Stored records
◇ ◇ ◇ ◇ ◇
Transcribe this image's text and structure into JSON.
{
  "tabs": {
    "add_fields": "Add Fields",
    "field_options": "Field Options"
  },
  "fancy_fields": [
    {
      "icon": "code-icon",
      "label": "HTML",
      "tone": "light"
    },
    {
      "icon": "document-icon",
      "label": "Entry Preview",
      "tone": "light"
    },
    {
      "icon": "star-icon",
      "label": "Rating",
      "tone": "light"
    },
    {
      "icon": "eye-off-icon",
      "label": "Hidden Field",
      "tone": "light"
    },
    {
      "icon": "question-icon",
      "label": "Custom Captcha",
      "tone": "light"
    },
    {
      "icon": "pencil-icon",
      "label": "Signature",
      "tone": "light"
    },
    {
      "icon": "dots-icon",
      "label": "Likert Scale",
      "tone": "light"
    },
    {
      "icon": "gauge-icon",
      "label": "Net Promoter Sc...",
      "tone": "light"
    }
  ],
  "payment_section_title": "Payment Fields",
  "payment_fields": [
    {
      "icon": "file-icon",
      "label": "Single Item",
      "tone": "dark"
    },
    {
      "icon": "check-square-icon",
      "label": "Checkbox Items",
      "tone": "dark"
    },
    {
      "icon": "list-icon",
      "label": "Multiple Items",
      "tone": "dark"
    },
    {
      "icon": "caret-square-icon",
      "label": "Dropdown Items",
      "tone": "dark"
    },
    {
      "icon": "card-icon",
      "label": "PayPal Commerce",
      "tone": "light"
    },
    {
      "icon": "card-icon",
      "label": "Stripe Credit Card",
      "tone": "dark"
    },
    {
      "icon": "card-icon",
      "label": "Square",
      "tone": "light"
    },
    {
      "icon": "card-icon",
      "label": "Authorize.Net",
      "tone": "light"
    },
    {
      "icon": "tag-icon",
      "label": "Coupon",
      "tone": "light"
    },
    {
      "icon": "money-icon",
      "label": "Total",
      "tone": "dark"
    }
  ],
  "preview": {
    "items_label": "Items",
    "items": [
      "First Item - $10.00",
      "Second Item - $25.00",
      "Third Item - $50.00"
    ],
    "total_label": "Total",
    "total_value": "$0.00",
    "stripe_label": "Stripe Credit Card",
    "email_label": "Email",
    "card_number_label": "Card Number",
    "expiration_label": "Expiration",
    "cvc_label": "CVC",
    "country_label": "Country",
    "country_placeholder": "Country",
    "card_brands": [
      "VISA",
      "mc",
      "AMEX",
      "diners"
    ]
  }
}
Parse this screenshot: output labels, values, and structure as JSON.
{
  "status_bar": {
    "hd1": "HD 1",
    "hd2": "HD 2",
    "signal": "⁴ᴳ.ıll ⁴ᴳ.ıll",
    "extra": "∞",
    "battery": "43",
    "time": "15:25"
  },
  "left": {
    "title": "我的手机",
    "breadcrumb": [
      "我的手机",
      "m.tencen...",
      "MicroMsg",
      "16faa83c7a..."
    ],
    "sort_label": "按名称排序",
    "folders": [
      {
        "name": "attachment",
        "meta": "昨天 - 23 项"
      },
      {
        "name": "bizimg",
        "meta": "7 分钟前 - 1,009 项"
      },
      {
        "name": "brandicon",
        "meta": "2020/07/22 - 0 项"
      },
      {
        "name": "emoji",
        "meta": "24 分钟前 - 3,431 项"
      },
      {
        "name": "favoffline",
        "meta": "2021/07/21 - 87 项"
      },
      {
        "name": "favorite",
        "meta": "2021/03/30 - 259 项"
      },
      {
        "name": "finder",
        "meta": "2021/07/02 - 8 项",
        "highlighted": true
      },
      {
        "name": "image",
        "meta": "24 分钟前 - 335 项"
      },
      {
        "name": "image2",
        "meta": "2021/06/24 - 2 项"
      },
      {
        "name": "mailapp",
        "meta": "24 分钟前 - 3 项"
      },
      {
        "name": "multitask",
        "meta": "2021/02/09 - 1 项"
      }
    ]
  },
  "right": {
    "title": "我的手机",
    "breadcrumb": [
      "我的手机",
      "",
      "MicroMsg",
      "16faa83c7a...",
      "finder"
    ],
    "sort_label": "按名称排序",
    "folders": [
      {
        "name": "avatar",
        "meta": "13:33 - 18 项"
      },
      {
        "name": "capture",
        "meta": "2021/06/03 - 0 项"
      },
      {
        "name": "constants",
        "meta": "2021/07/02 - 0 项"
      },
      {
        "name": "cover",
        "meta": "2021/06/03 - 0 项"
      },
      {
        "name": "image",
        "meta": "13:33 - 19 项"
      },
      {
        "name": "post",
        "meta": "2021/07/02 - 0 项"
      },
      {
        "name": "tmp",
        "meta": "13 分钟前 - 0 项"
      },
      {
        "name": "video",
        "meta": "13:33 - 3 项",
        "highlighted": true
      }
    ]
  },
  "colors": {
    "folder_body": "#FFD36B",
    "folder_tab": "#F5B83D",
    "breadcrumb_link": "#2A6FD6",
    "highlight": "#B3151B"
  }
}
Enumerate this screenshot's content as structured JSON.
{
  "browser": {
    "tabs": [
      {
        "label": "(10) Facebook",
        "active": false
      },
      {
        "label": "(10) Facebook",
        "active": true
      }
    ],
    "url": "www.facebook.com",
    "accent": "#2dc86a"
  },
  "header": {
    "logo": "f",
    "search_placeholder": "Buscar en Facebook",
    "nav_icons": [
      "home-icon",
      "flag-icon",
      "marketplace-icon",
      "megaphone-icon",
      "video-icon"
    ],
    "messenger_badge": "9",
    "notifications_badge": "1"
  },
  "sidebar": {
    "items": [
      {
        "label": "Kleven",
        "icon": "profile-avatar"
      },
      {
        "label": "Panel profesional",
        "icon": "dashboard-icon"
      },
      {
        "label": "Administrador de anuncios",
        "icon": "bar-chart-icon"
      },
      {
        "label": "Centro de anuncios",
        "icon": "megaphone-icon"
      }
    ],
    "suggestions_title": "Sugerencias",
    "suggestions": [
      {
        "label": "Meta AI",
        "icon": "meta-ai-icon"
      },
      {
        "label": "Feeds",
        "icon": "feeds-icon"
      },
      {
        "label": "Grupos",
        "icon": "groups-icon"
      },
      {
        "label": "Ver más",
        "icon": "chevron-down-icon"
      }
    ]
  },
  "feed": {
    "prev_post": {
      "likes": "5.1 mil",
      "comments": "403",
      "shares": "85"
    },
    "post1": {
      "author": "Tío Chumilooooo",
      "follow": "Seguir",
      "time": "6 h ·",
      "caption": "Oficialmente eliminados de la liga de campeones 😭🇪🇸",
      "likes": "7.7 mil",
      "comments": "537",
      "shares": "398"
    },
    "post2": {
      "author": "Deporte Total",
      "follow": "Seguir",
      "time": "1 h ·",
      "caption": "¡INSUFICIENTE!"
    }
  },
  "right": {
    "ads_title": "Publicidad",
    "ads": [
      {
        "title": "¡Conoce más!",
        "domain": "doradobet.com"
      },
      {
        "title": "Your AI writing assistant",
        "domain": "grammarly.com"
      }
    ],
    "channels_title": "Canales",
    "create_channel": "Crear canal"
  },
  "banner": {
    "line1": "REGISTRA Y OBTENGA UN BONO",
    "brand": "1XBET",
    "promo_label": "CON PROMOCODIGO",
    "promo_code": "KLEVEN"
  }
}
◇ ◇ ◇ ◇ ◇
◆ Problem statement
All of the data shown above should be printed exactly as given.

◆ Your solution
Transcribe this image's text and structure into JSON.
{
  "tabs": {
    "add_fields": "Add Fields",
    "field_options": "Field Options"
  },
  "fancy_fields": [
    {
      "icon": "code-icon",
      "label": "HTML",
      "tone": "light"
    },
    {
      "icon": "document-icon",
      "label": "Entry Preview",
      "tone": "light"
    },
    {
      "icon": "star-icon",
      "label": "Rating",
      "tone": "light"
    },
    {
      "icon": "eye-off-icon",
      "label": "Hidden Field",
      "tone": "light"
    },
    {
      "icon": "question-icon",
      "label": "Custom Captcha",
      "tone": "light"
    },
    {
      "icon": "pencil-icon",
      "label": "Signature",
      "tone": "light"
    },
    {
      "icon": "dots-icon",
      "label": "Likert Scale",
      "tone": "light"
    },
    {
      "icon": "gauge-icon",
      "label": "Net Promoter Sc...",
      "tone": "light"
    }
  ],
  "payment_section_title": "Payment Fields",
  "payment_fields": [
    {
      "icon": "file-icon",
      "label": "Single Item",
      "tone": "dark"
    },
    {
      "icon": "check-square-icon",
      "label": "Checkbox Items",
      "tone": "dark"
    },
    {
      "icon": "list-icon",
      "label": "Multiple Items",
      "tone": "dark"
    },
    {
      "icon": "caret-square-icon",
      "label": "Dropdown Items",
      "tone": "dark"
    },
    {
      "icon": "card-icon",
      "label": "PayPal Commerce",
      "tone": "light"
    },
    {
      "icon": "card-icon",
      "label": "Stripe Credit Card",
      "tone": "dark"
    },
    {
      "icon": "card-icon",
      "label": "Square",
      "tone": "light"
    },
    {
      "icon": "card-icon",
      "label": "Authorize.Net",
      "tone": "light"
    },
    {
      "icon": "tag-icon",
      "label": "Coupon",
      "tone": "light"
    },
    {
      "icon": "money-icon",
      "label": "Total",
      "tone": "dark"
    }
  ],
  "preview": {
    "items_label": "Items",
    "items": [
      "First Item - $10.00",
      "Second Item - $25.00",
      "Third Item - $50.00"
    ],
    "total_label": "Total",
    "total_value": "$0.00",
    "stripe_label": "Stripe Credit Card",
    "email_label": "Email",
    "card_number_label": "Card Number",
    "expiration_label": "Expiration",
    "cvc_label": "CVC",
    "country_label": "Country",
    "country_placeholder": "Country",
    "card_brands": [
      "VISA",
      "mc",
      "AMEX",
      "diners"
    ]
  }
}
Parse this screenshot: output labels, values, and structure as JSON.
{
  "status_bar": {
    "hd1": "HD 1",
    "hd2": "HD 2",
    "signal": "⁴ᴳ.ıll ⁴ᴳ.ıll",
    "extra": "∞",
    "battery": "43",
    "time": "15:25"
  },
  "left": {
    "title": "我的手机",
    "breadcrumb": [
      "我的手机",
      "m.tencen...",
      "MicroMsg",
      "16faa83c7a..."
    ],
    "sort_label": "按名称排序",
    "folders": [
      {
        "name": "attachment",
        "meta": "昨天 - 23 项"
      },
      {
        "name": "bizimg",
        "meta": "7 分钟前 - 1,009 项"
      },
      {
        "name": "brandicon",
        "meta": "2020/07/22 - 0 项"
      },
      {
        "name": "emoji",
        "meta": "24 分钟前 - 3,431 项"
      },
      {
        "name": "favoffline",
        "meta": "2021/07/21 - 87 项"
      },
      {
        "name": "favorite",
        "meta": "2021/03/30 - 259 项"
      },
      {
        "name": "finder",
        "meta": "2021/07/02 - 8 项",
        "highlighted": true
      },
      {
        "name": "image",
        "meta": "24 分钟前 - 335 项"
      },
      {
        "name": "image2",
        "meta": "2021/06/24 - 2 项"
      },
      {
        "name": "mailapp",
        "meta": "24 分钟前 - 3 项"
      },
      {
        "name": "multitask",
        "meta": "2021/02/09 - 1 项"
      }
    ]
  },
  "right": {
    "title": "我的手机",
    "breadcrumb": [
      "我的手机",
      "",
      "MicroMsg",
      "16faa83c7a...",
      "finder"
    ],
    "sort_label": "按名称排序",
    "folders": [
      {
        "name": "avatar",
        "meta": "13:33 - 18 项"
      },
      {
        "name": "capture",
        "meta": "2021/06/03 - 0 项"
      },
      {
        "name": "constants",
        "meta": "2021/07/02 - 0 项"
      },
      {
        "name": "cover",
        "meta": "2021/06/03 - 0 项"
      },
      {
        "name": "image",
        "meta": "13:33 - 19 项"
      },
      {
        "name": "post",
        "meta": "2021/07/02 - 0 项"
      },
      {
        "name": "tmp",
        "meta": "13 分钟前 - 0 项"
      },
      {
        "name": "video",
        "meta": "13:33 - 3 项",
        "highlighted": true
      }
    ]
  },
  "colors": {
    "folder_body": "#FFD36B",
    "folder_tab": "#F5B83D",
    "breadcrumb_link": "#2A6FD6",
    "highlight": "#B3151B"
  }
}
Enumerate this screenshot's content as structured JSON.
{
  "browser": {
    "tabs": [
      {
        "label": "(10) Facebook",
        "active": false
      },
      {
        "label": "(10) Facebook",
        "active": true
      }
    ],
    "url": "www.facebook.com",
    "accent": "#2dc86a"
  },
  "header": {
    "logo": "f",
    "search_placeholder": "Buscar en Facebook",
    "nav_icons": [
      "home-icon",
      "flag-icon",
      "marketplace-icon",
      "megaphone-icon",
      "video-icon"
    ],
    "messenger_badge": "9",
    "notifications_badge": "1"
  },
  "sidebar": {
    "items": [
      {
        "label": "Kleven",
        "icon": "profile-avatar"
      },
      {
        "label": "Panel profesional",
        "icon": "dashboard-icon"
      },
      {
        "label": "Administrador de anuncios",
        "icon": "bar-chart-icon"
      },
      {
        "label": "Centro de anuncios",
        "icon": "megaphone-icon"
      }
    ],
    "suggestions_title": "Sugerencias",
    "suggestions": [
      {
        "label": "Meta AI",
        "icon": "meta-ai-icon"
      },
      {
        "label": "Feeds",
        "icon": "feeds-icon"
      },
      {
        "label": "Grupos",
        "icon": "groups-icon"
      },
      {
        "label": "Ver más",
        "icon": "chevron-down-icon"
      }
    ]
  },
  "feed": {
    "prev_post": {
      "likes": "5.1 mil",
      "comments": "403",
      "shares": "85"
    },
    "post1": {
      "author": "Tío Chumilooooo",
      "follow": "Seguir",
      "time": "6 h ·",
      "caption": "Oficialmente eliminados de la liga de campeones 😭🇪🇸",
      "likes": "7.7 mil",
      "comments": "537",
      "shares": "398"
    },
    "post2": {
      "author": "Deporte Total",
      "follow": "Seguir",
      "time": "1 h ·",
      "caption": "¡INSUFICIENTE!"
    }
  },
  "right": {
    "ads_title": "Publicidad",
    "ads": [
      {
        "title": "¡Conoce más!",
        "domain": "doradobet.com"
      },
      {
        "title": "Your AI writing assistant",
        "domain": "grammarly.com"
      }
    ],
    "channels_title": "Canales",
    "create_channel": "Crear canal"
  },
  "banner": {
    "line1": "REGISTRA Y OBTENGA UN BONO",
    "brand": "1XBET",
    "promo_label": "CON PROMOCODIGO",
    "promo_code": "KLEVEN"
  }
}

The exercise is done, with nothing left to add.